The researchers suggest heart function could prove to be a major risk factor for dementia and Alzheimer's disease.
Alzheimer's disease - the most common form of dementia - is a progressive disease that affects the parts of the brain that control memory, thinking and language. It starts with mild memory loss and may lead to inability to have conversations, live a normal life and take care of oneself.
According to the Centers for Disease Control and Prevention (CDC), there are around 5 million Americans living with Alzheimer's, which commonly strikes after the age of 60. Although we are learning more and more about the disease - for instance, we know there are certain biological hallmarks of it in the brain - we still have no cure and no clear idea about what triggers it.
Scientists believe there is probably more than one cause of Alzheimer's disease. Age is the best-known risk factor, and genetics may also play a role. Evidence is also gathering that suggests some of the risk factors for heart disease and stroke - such as high blood pressure and high cholesterol - may also be involved in raising the risk of Alzheimer's.
And now, this new study adds more weight to the idea that Alzheimer's and heart health are linked, as lead investigator Dr. Angela Jefferson, director of the Vanderbilt Memory and Alzheimer's Center, notes:
"Heart function could prove to be a major risk factor for dementia and Alzheimer's disease."
Study is first to use cardiac index as a risk factor for dementia
For their study, Dr. Jefferson and colleagues analyzed data from the Framingham Heart Study - an ongoing study that began in 1948 with the main aim of identifying risk factors for heart disease.
The analysis compared a measure of heart function - called the cardiac index - with the development of dementia in 1,000 participants from Framingham's Offspring Cohort who were followed for up to 11 years.
Cardiac index is an indicator of heart health that measures the amount of blood that leaves the heart and is pumped through the body - adjusted for body size. The lower the index, the less blood leaving the heart.
Over the 11 years follow-up, 32 participants developed dementia, including 26 who developed Alzheimer's.

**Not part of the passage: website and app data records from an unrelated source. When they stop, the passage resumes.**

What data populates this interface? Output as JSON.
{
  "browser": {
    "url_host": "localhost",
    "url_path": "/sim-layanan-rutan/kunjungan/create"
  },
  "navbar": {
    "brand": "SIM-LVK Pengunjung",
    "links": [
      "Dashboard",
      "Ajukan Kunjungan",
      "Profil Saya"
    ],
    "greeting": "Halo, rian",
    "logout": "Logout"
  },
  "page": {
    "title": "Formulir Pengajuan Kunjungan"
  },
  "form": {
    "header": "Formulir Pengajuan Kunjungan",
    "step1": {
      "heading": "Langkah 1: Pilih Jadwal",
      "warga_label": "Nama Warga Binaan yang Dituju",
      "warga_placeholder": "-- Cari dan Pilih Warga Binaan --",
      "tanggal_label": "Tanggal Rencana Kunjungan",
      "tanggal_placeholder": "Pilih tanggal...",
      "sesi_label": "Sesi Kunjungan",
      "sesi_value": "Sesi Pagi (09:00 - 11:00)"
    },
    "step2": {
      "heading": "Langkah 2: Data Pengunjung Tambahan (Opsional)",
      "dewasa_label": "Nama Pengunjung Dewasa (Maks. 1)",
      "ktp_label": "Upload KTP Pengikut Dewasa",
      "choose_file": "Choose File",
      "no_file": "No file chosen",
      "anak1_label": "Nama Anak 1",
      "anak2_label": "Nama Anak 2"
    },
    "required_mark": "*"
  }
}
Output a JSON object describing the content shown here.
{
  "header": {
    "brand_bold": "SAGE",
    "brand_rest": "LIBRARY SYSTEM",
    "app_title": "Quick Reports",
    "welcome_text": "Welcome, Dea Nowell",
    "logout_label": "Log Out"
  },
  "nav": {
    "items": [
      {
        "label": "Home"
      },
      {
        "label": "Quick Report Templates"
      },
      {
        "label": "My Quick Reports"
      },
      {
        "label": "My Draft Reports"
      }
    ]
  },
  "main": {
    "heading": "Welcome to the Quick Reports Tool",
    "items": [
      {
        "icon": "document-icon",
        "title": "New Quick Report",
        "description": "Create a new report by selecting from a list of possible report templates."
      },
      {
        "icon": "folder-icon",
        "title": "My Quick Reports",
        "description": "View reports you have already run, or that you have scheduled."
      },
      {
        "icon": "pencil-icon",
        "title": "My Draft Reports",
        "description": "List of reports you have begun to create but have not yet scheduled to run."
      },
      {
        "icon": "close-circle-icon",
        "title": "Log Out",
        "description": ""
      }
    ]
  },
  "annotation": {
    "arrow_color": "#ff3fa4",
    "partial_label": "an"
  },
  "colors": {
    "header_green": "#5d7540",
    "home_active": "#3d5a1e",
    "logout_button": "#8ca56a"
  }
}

The analysis revealed that participants with a clinically low cardiac index had twice the relative risk of developing dementia, compared with those whose cardiac index was normal.

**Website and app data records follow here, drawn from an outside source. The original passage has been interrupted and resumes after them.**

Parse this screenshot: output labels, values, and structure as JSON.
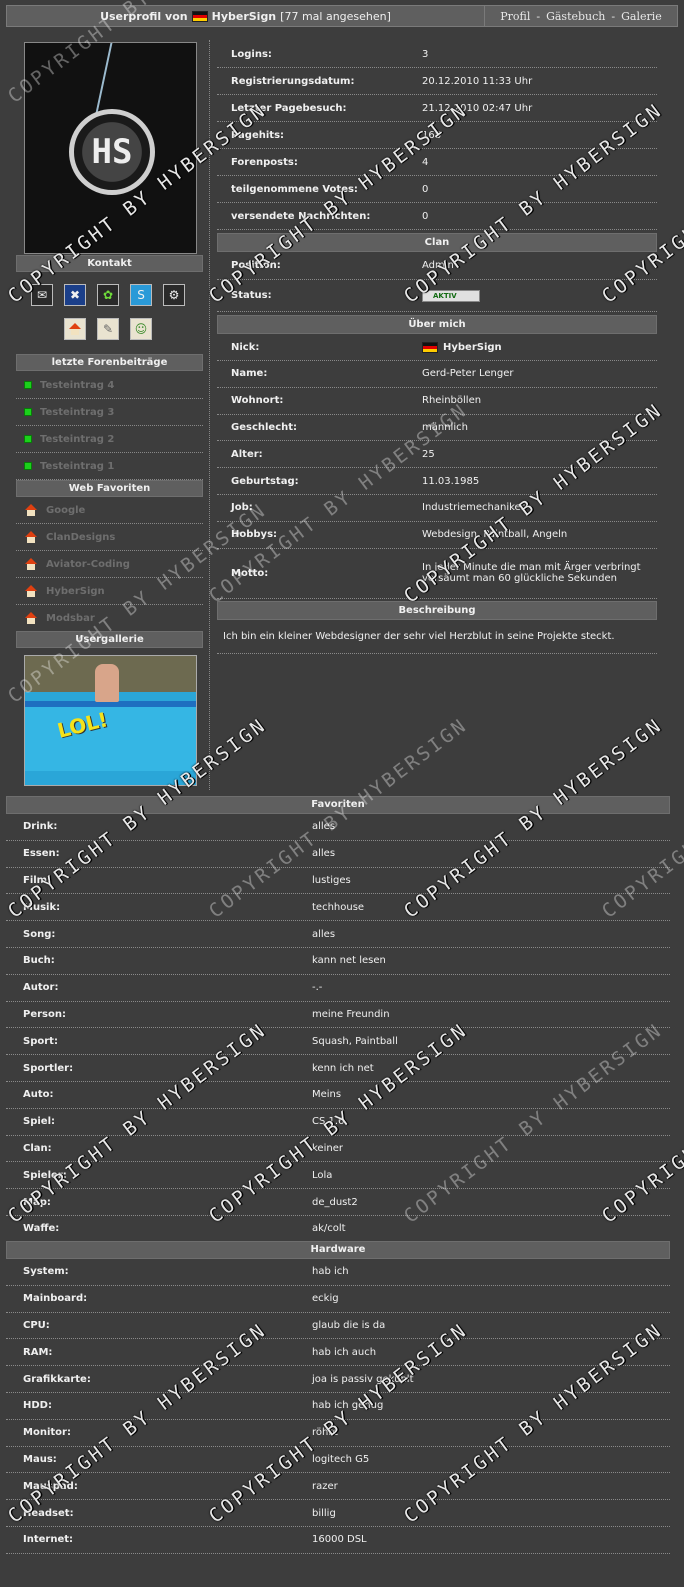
{
  "header": {
    "title_prefix": "Userprofil von",
    "username": "HyberSign",
    "views": "[77 mal angesehen]",
    "nav": [
      "Profil",
      "-",
      "Gästebuch",
      "-",
      "Galerie"
    ]
  },
  "left": {
    "kontakt_label": "Kontakt",
    "contact_icons": [
      "mail-icon",
      "xfire-icon",
      "icq-icon",
      "skype-icon",
      "steam-icon"
    ],
    "contact_icons2": [
      "homepage-icon",
      "card-icon",
      "add-buddy-icon"
    ],
    "forum_label": "letzte Forenbeiträge",
    "forum_posts": [
      "Testeintrag 4",
      "Testeintrag 3",
      "Testeintrag 2",
      "Testeintrag 1"
    ],
    "web_label": "Web Favoriten",
    "web_links": [
      "Google",
      "ClanDesigns",
      "Aviator-Coding",
      "HyberSign",
      "Modsbar"
    ],
    "gallery_label": "Usergallerie",
    "gallery_text": "LOL!"
  },
  "stats": [
    {
      "k": "Logins:",
      "v": "3"
    },
    {
      "k": "Registrierungsdatum:",
      "v": "20.12.2010 11:33 Uhr"
    },
    {
      "k": "Letzter Pagebesuch:",
      "v": "21.12.2010 02:47 Uhr"
    },
    {
      "k": "Pagehits:",
      "v": "168"
    },
    {
      "k": "Forenposts:",
      "v": "4"
    },
    {
      "k": "teilgenommene Votes:",
      "v": "0"
    },
    {
      "k": "versendete Nachrichten:",
      "v": "0"
    }
  ],
  "clan": {
    "label": "Clan",
    "position_k": "Position:",
    "position_v": "Admin",
    "status_k": "Status:",
    "status_v": "AKTIV"
  },
  "about": {
    "label": "Über mich",
    "nick_k": "Nick:",
    "nick_v": "HyberSign",
    "rows": [
      {
        "k": "Name:",
        "v": "Gerd-Peter Lenger"
      },
      {
        "k": "Wohnort:",
        "v": "Rheinböllen"
      },
      {
        "k": "Geschlecht:",
        "v": "männlich"
      },
      {
        "k": "Alter:",
        "v": "25"
      },
      {
        "k": "Geburtstag:",
        "v": "11.03.1985"
      },
      {
        "k": "Job:",
        "v": "Industriemechaniker"
      },
      {
        "k": "Hobbys:",
        "v": "Webdesign, Paintball, Angeln"
      }
    ],
    "motto_k": "Motto:",
    "motto_v": "In jeder Minute die man mit Ärger verbringt versäumt man 60 glückliche Sekunden"
  },
  "beschreibung": {
    "label": "Beschreibung",
    "text": "Ich bin ein kleiner Webdesigner der sehr viel Herzblut in seine Projekte steckt."
  },
  "favoriten": {
    "label": "Favoriten",
    "rows": [
      {
        "k": "Drink:",
        "v": "alles"
      },
      {
        "k": "Essen:",
        "v": "alles"
      },
      {
        "k": "Film:",
        "v": "lustiges"
      },
      {
        "k": "Musik:",
        "v": "techhouse"
      },
      {
        "k": "Song:",
        "v": "alles"
      },
      {
        "k": "Buch:",
        "v": "kann net lesen"
      },
      {
        "k": "Autor:",
        "v": "-.-"
      },
      {
        "k": "Person:",
        "v": "meine Freundin"
      },
      {
        "k": "Sport:",
        "v": "Squash, Paintball"
      },
      {
        "k": "Sportler:",
        "v": "kenn ich net"
      },
      {
        "k": "Auto:",
        "v": "Meins"
      },
      {
        "k": "Spiel:",
        "v": "CS 1.6"
      },
      {
        "k": "Clan:",
        "v": "keiner"
      },
      {
        "k": "Spieler:",
        "v": "Lola"
      },
      {
        "k": "Map:",
        "v": "de_dust2"
      },
      {
        "k": "Waffe:",
        "v": "ak/colt"
      }
    ]
  },
  "hardware": {
    "label": "Hardware",
    "rows": [
      {
        "k": "System:",
        "v": "hab ich"
      },
      {
        "k": "Mainboard:",
        "v": "eckig"
      },
      {
        "k": "CPU:",
        "v": "glaub die is da"
      },
      {
        "k": "RAM:",
        "v": "hab ich auch"
      },
      {
        "k": "Grafikkarte:",
        "v": "joa is passiv gekühlt"
      },
      {
        "k": "HDD:",
        "v": "hab ich genug"
      },
      {
        "k": "Monitor:",
        "v": "röhre"
      },
      {
        "k": "Maus:",
        "v": "logitech G5"
      },
      {
        "k": "Mauspad:",
        "v": "razer"
      },
      {
        "k": "Headset:",
        "v": "billig"
      },
      {
        "k": "Internet:",
        "v": "16000 DSL"
      }
    ]
  },
  "watermark": "COPYRIGHT BY HYBERSIGN"
}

At first, the team thought heart disease might be driving the increased risk of dementia and Alzheimer's disease. But, says Dr. Jefferson:
"When we excluded participants with heart disease and other heart conditions, we were surprised that the risk of dementia and Alzheimer's disease got even worse."
Their analysis found the relative risk of developing dementia and Alzheimer's was nearly three times greater in individuals with no heart conditions but whose cardiac index was low, compared with individuals with normal cardiac index.
Dr. Jefferson notes that while researchers have long linked heart health with brain health, cardiac index has not been seen as a risk factor for significant memory loss or dementia before.
Findings could reflect a subtle, progressive reduction in supply to the brain
The brain is a hungry organ. In the average adult, it accounts for only 2% of body weight but receives as much as 15% of the blood pumped out of the heart.
Dr. Jefferson explains that if there is a drop in the amount of blood the heart pumps out, the brain is resilient and can regulate blood flow to compensate so brain tissue receives a consistent supply.
"But as we age, our vessels tend to be less healthy," she notes. "They become less adaptable to blood flow changes, and those changes may affect brain health and function."
The finding may reflect a process that over a lifetime subtly reduces the supply of oxygen and nutrients to the brain, says Dr. Jefferson, adding that this is a worrying possibility given that a third of the study participants had a low cardiac index.
She emphasizes that their finding only points to a risk factor and, at present, we have no proven method for preventing dementia or Alzheimer's disease. However, an encouraging side of their finding is that you can do something about heart health. Dr. Jefferson notes:
"You may not be able to change your genetics or family history, but you can engage in a heart-healthy lifestyle through diet and exercise at any point in your lifetime."
Funds for the study came from the National Institute on Aging, the National Heart, Lung and Blood Institute, and the Alzheimer's Association.
Meanwhile, Medical News Today recently learned about a study that found clumps of Alzheimer's amyloid protein in the brains of people as young as 20. The finding is surprising because it was thought amyloid protein only began to accumulate in older brains.